  • In Missouri, the IL Coordinator provided scripts to workers to use during mandatory visits for the purposes of ensuring wellbeing needs were met and provided documents on resources available with eligibility information and phone numbers.

  • Tennessee implemented youth led town hall meetings to engage youth in peer support conversations. Topics of the town hall included keeping a schedule, staying connected to friends, and maintaining healthy mental health, as a way to minimize the isolating effects of COVID-19.  Florida ILPs also increased support for youth councils to engage and empower youth - making sure their voices were heard and promoted.

  • In Florida, the IL Coordinator created a live virtual statewide graduation - complete with videos and photos. In Missouri, ILPs gave gift baskets to young people, conducte driveby celebrations for young people, and were able to get donated yard signs for graduates. 


After the panel discussion, ILP coordinators in the audience also weighed in on what their states are doing to support young people. Here is what they said: 

  • In Iowa, DHS is connecting young people to aftercare services, which serves youth to age 23 and has financial support for housing. Iowa has also created a fund for special COVID related needs (housing, etc), which up to 500 youth in aftercare services can access. 

  • Michigan is taking advantage of a new HHS allowance for youth who were in their extended foster care program to continue to receive funding after age 21.  

  • Indiana’s Governor Eric Holcomb issued an Executive Order that allows them to serve youth over age 21 under their extended foster care program. Indiana has also extended foster care and increased Chafee services to age 25, and increased ETV to age 26.

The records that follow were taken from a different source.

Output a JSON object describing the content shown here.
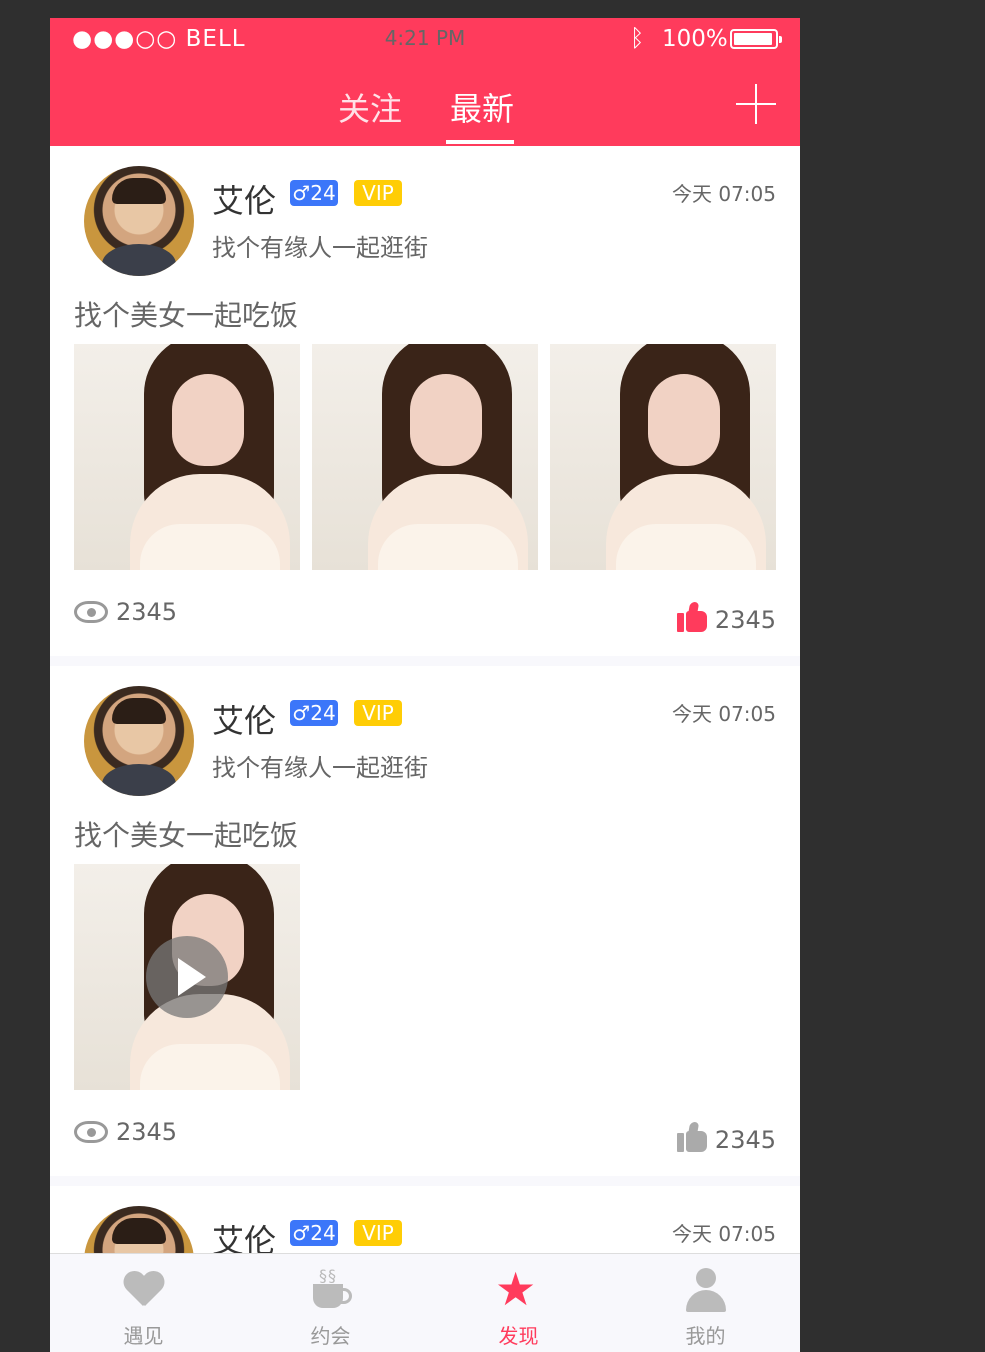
{
  "status_bar": {
    "carrier": "●●●○○ BELL",
    "time": "4:21 PM",
    "battery": "100%"
  },
  "header": {
    "tabs": [
      {
        "label": "关注"
      },
      {
        "label": "最新"
      }
    ],
    "active_tab": "最新"
  },
  "feed": [
    {
      "name": "艾伦",
      "gender_age": "♂24",
      "badge": "VIP",
      "time": "今天 07:05",
      "signature": "找个有缘人一起逛街",
      "text": "找个美女一起吃饭",
      "media": "photos",
      "photo_count": 3,
      "views": "2345",
      "likes": "2345",
      "liked": true
    },
    {
      "name": "艾伦",
      "gender_age": "♂24",
      "badge": "VIP",
      "time": "今天 07:05",
      "signature": "找个有缘人一起逛街",
      "text": "找个美女一起吃饭",
      "media": "video",
      "views": "2345",
      "likes": "2345",
      "liked": false
    },
    {
      "name": "艾伦",
      "gender_age": "♂24",
      "badge": "VIP",
      "time": "今天 07:05"
    }
  ],
  "tabbar": {
    "items": [
      {
        "label": "遇见",
        "icon": "heartbeat-icon"
      },
      {
        "label": "约会",
        "icon": "coffee-cup-icon"
      },
      {
        "label": "发现",
        "icon": "star-icon"
      },
      {
        "label": "我的",
        "icon": "person-icon"
      }
    ],
    "active": "发现"
  },
  "colors": {
    "brand": "#ff3b5c",
    "gender_badge": "#3c76f9",
    "vip_badge": "#ffcd05",
    "background": "#f8f8fc",
    "text_primary": "#333333",
    "text_secondary": "#666666"
  }
}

  • Illinois has been doing well-being checks for the youth who are participating in their Post-Secondary programs. Illinois has been able to provide young people with laptops to continue their online courses. Older youth have also been able to receive assistance with emergency housing and food vouchers.



Through the FosterClub polls and conversations with young people and IL providers, FosterClub has gained insights into how COVID-19 is affecting and hurting young people in and transitioning from foster care. These young people are often vulnerable to economic changes that affect unskilled employees first, and as a result, will likely take longer to recover, especially as they typically have limited to no family support. In addition, the FosterClub polls found that these young people were frequently unable to access relief measures passed by Congress to date, and IL programs across the country report they are experiencing an increase in the calls for assistance from young people. Although they are working hard to meet the increased demand, young people will continue to need more support for many months, if not years ahead.

Jul 30, 2020 By APetite1